---------- Data shown

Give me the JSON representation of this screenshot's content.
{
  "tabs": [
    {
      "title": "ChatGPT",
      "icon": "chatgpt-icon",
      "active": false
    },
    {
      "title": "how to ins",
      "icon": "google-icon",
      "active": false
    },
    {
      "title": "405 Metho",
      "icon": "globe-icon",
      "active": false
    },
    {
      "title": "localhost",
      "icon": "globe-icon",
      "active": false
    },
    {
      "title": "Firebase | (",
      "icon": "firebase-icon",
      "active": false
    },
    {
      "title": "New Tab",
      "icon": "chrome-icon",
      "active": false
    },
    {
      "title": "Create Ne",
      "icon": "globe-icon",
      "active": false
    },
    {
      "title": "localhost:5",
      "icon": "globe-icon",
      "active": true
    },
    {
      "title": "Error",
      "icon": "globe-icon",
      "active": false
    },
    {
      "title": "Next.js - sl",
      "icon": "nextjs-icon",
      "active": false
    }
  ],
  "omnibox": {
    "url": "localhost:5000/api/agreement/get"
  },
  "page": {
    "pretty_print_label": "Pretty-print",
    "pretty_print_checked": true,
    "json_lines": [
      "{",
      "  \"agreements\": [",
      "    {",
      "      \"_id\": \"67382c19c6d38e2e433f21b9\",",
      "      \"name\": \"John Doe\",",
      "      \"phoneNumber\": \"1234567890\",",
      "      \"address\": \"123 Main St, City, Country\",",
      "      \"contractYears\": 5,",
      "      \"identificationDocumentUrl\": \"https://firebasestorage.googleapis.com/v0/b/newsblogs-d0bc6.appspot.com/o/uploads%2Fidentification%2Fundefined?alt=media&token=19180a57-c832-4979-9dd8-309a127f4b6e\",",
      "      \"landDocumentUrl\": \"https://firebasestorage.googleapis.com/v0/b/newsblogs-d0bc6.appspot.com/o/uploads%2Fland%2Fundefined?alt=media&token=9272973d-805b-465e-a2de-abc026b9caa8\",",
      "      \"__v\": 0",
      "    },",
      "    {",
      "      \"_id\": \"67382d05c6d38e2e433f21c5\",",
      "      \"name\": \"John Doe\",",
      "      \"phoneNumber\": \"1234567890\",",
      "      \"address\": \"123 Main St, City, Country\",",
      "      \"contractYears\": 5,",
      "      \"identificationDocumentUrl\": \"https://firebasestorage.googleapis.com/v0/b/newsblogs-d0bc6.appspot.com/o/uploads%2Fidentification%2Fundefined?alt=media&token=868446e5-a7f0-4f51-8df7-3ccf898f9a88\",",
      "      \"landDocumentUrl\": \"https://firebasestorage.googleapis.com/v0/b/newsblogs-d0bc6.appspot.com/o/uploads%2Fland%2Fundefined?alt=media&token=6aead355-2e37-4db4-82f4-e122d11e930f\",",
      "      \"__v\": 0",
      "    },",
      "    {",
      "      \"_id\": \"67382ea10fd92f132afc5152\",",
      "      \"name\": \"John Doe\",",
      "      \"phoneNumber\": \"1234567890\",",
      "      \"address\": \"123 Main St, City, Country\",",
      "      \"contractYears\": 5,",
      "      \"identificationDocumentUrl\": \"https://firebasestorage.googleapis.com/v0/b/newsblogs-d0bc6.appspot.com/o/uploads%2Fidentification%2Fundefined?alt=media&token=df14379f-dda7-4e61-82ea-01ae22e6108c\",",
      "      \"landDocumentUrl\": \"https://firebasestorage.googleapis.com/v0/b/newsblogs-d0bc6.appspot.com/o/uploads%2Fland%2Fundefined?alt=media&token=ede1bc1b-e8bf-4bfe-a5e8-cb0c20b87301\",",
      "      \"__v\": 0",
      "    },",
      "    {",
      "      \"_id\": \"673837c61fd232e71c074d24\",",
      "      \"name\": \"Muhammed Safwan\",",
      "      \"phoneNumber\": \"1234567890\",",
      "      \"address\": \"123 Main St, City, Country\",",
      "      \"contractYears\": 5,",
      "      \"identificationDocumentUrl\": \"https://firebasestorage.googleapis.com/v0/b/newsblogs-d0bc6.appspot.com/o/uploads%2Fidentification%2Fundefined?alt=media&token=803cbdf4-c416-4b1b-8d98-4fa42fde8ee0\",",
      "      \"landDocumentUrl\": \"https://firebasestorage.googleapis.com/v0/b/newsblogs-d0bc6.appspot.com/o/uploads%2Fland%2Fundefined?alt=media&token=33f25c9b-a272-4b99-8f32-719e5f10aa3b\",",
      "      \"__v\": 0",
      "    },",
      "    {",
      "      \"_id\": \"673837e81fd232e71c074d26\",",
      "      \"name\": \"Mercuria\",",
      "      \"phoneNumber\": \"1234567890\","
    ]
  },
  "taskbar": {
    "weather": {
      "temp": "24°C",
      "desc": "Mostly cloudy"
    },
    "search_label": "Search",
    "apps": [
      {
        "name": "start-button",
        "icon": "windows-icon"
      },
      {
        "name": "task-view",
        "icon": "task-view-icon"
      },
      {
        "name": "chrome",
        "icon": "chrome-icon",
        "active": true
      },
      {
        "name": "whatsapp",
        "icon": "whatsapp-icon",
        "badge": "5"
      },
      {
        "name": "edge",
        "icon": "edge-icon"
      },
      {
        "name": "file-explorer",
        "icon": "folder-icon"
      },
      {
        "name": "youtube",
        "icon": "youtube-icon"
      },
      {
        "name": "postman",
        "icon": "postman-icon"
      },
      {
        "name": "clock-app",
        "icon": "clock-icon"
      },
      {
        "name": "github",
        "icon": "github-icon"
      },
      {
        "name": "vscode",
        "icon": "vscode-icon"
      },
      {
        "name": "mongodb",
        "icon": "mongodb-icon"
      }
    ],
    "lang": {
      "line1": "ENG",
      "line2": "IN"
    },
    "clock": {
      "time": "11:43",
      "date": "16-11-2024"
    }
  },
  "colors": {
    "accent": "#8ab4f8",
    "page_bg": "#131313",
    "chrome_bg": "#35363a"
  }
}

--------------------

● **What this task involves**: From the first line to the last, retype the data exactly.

● **Solution for this exercise**:
Give me the JSON representation of this screenshot's content.
{
  "tabs": [
    {
      "title": "ChatGPT",
      "icon": "chatgpt-icon",
      "active": false
    },
    {
      "title": "how to ins",
      "icon": "google-icon",
      "active": false
    },
    {
      "title": "405 Metho",
      "icon": "globe-icon",
      "active": false
    },
    {
      "title": "localhost",
      "icon": "globe-icon",
      "active": false
    },
    {
      "title": "Firebase | (",
      "icon": "firebase-icon",
      "active": false
    },
    {
      "title": "New Tab",
      "icon": "chrome-icon",
      "active": false
    },
    {
      "title": "Create Ne",
      "icon": "globe-icon",
      "active": false
    },
    {
      "title": "localhost:5",
      "icon": "globe-icon",
      "active": true
    },
    {
      "title": "Error",
      "icon": "globe-icon",
      "active": false
    },
    {
      "title": "Next.js - sl",
      "icon": "nextjs-icon",
      "active": false
    }
  ],
  "omnibox": {
    "url": "localhost:5000/api/agreement/get"
  },
  "page": {
    "pretty_print_label": "Pretty-print",
    "pretty_print_checked": true,
    "json_lines": [
      "{",
      "  \"agreements\": [",
      "    {",
      "      \"_id\": \"67382c19c6d38e2e433f21b9\",",
      "      \"name\": \"John Doe\",",
      "      \"phoneNumber\": \"1234567890\",",
      "      \"address\": \"123 Main St, City, Country\",",
      "      \"contractYears\": 5,",
      "      \"identificationDocumentUrl\": \"https://firebasestorage.googleapis.com/v0/b/newsblogs-d0bc6.appspot.com/o/uploads%2Fidentification%2Fundefined?alt=media&token=19180a57-c832-4979-9dd8-309a127f4b6e\",",
      "      \"landDocumentUrl\": \"https://firebasestorage.googleapis.com/v0/b/newsblogs-d0bc6.appspot.com/o/uploads%2Fland%2Fundefined?alt=media&token=9272973d-805b-465e-a2de-abc026b9caa8\",",
      "      \"__v\": 0",
      "    },",
      "    {",
      "      \"_id\": \"67382d05c6d38e2e433f21c5\",",
      "      \"name\": \"John Doe\",",
      "      \"phoneNumber\": \"1234567890\",",
      "      \"address\": \"123 Main St, City, Country\",",
      "      \"contractYears\": 5,",
      "      \"identificationDocumentUrl\": \"https://firebasestorage.googleapis.com/v0/b/newsblogs-d0bc6.appspot.com/o/uploads%2Fidentification%2Fundefined?alt=media&token=868446e5-a7f0-4f51-8df7-3ccf898f9a88\",",
      "      \"landDocumentUrl\": \"https://firebasestorage.googleapis.com/v0/b/newsblogs-d0bc6.appspot.com/o/uploads%2Fland%2Fundefined?alt=media&token=6aead355-2e37-4db4-82f4-e122d11e930f\",",
      "      \"__v\": 0",
      "    },",
      "    {",
      "      \"_id\": \"67382ea10fd92f132afc5152\",",
      "      \"name\": \"John Doe\",",
      "      \"phoneNumber\": \"1234567890\",",
      "      \"address\": \"123 Main St, City, Country\",",
      "      \"contractYears\": 5,",
      "      \"identificationDocumentUrl\": \"https://firebasestorage.googleapis.com/v0/b/newsblogs-d0bc6.appspot.com/o/uploads%2Fidentification%2Fundefined?alt=media&token=df14379f-dda7-4e61-82ea-01ae22e6108c\",",
      "      \"landDocumentUrl\": \"https://firebasestorage.googleapis.com/v0/b/newsblogs-d0bc6.appspot.com/o/uploads%2Fland%2Fundefined?alt=media&token=ede1bc1b-e8bf-4bfe-a5e8-cb0c20b87301\",",
      "      \"__v\": 0",
      "    },",
      "    {",
      "      \"_id\": \"673837c61fd232e71c074d24\",",
      "      \"name\": \"Muhammed Safwan\",",
      "      \"phoneNumber\": \"1234567890\",",
      "      \"address\": \"123 Main St, City, Country\",",
      "      \"contractYears\": 5,",
      "      \"identificationDocumentUrl\": \"https://firebasestorage.googleapis.com/v0/b/newsblogs-d0bc6.appspot.com/o/uploads%2Fidentification%2Fundefined?alt=media&token=803cbdf4-c416-4b1b-8d98-4fa42fde8ee0\",",
      "      \"landDocumentUrl\": \"https://firebasestorage.googleapis.com/v0/b/newsblogs-d0bc6.appspot.com/o/uploads%2Fland%2Fundefined?alt=media&token=33f25c9b-a272-4b99-8f32-719e5f10aa3b\",",
      "      \"__v\": 0",
      "    },",
      "    {",
      "      \"_id\": \"673837e81fd232e71c074d26\",",
      "      \"name\": \"Mercuria\",",
      "      \"phoneNumber\": \"1234567890\","
    ]
  },
  "taskbar": {
    "weather": {
      "temp": "24°C",
      "desc": "Mostly cloudy"
    },
    "search_label": "Search",
    "apps": [
      {
        "name": "start-button",
        "icon": "windows-icon"
      },
      {
        "name": "task-view",
        "icon": "task-view-icon"
      },
      {
        "name": "chrome",
        "icon": "chrome-icon",
        "active": true
      },
      {
        "name": "whatsapp",
        "icon": "whatsapp-icon",
        "badge": "5"
      },
      {
        "name": "edge",
        "icon": "edge-icon"
      },
      {
        "name": "file-explorer",
        "icon": "folder-icon"
      },
      {
        "name": "youtube",
        "icon": "youtube-icon"
      },
      {
        "name": "postman",
        "icon": "postman-icon"
      },
      {
        "name": "clock-app",
        "icon": "clock-icon"
      },
      {
        "name": "github",
        "icon": "github-icon"
      },
      {
        "name": "vscode",
        "icon": "vscode-icon"
      },
      {
        "name": "mongodb",
        "icon": "mongodb-icon"
      }
    ],
    "lang": {
      "line1": "ENG",
      "line2": "IN"
    },
    "clock": {
      "time": "11:43",
      "date": "16-11-2024"
    }
  },
  "colors": {
    "accent": "#8ab4f8",
    "page_bg": "#131313",
    "chrome_bg": "#35363a"
  }
}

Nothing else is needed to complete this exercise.